### Brief
Copy all lines holding the word "icon" from the entries.

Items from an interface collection

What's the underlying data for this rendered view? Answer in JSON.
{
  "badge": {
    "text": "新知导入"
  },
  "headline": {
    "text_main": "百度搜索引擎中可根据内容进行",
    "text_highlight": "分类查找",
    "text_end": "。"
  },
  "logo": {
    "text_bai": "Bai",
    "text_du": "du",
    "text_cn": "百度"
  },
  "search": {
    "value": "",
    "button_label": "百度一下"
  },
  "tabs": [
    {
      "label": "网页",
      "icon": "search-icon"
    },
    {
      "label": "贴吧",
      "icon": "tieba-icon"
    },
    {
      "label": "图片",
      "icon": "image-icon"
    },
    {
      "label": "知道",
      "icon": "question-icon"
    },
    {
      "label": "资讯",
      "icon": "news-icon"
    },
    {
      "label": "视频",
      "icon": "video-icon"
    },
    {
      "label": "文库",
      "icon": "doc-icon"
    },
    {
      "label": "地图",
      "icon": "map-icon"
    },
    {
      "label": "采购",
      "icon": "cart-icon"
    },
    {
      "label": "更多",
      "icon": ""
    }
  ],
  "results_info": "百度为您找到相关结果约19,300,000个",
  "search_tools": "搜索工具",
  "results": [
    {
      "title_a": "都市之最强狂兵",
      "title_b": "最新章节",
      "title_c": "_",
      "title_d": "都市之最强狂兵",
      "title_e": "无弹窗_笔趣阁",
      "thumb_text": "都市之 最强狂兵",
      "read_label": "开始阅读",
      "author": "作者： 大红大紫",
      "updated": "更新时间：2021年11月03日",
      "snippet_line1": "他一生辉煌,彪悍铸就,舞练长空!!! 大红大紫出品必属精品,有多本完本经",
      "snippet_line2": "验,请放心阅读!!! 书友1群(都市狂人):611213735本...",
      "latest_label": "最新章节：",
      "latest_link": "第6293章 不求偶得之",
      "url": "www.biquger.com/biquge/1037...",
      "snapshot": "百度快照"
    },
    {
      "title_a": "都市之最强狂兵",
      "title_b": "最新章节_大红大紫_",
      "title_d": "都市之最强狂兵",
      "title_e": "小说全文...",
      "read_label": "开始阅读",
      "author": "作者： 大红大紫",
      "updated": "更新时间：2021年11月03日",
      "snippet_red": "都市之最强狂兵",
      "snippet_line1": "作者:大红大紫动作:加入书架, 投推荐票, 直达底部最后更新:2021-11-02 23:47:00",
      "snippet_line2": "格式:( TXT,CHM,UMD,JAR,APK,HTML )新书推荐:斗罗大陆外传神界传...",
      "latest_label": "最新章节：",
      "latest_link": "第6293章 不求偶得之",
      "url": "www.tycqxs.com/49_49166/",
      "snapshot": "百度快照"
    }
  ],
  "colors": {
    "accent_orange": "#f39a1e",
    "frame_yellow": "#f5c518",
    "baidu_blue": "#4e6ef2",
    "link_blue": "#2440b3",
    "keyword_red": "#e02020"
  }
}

### Exercise answer
      "icon": "search-icon"
      "icon": "tieba-icon"
      "icon": "image-icon"
      "icon": "question-icon"
      "icon": "news-icon"
      "icon": "video-icon"
      "icon": "doc-icon"
      "icon": "map-icon"
      "icon": "cart-icon"
      "icon": ""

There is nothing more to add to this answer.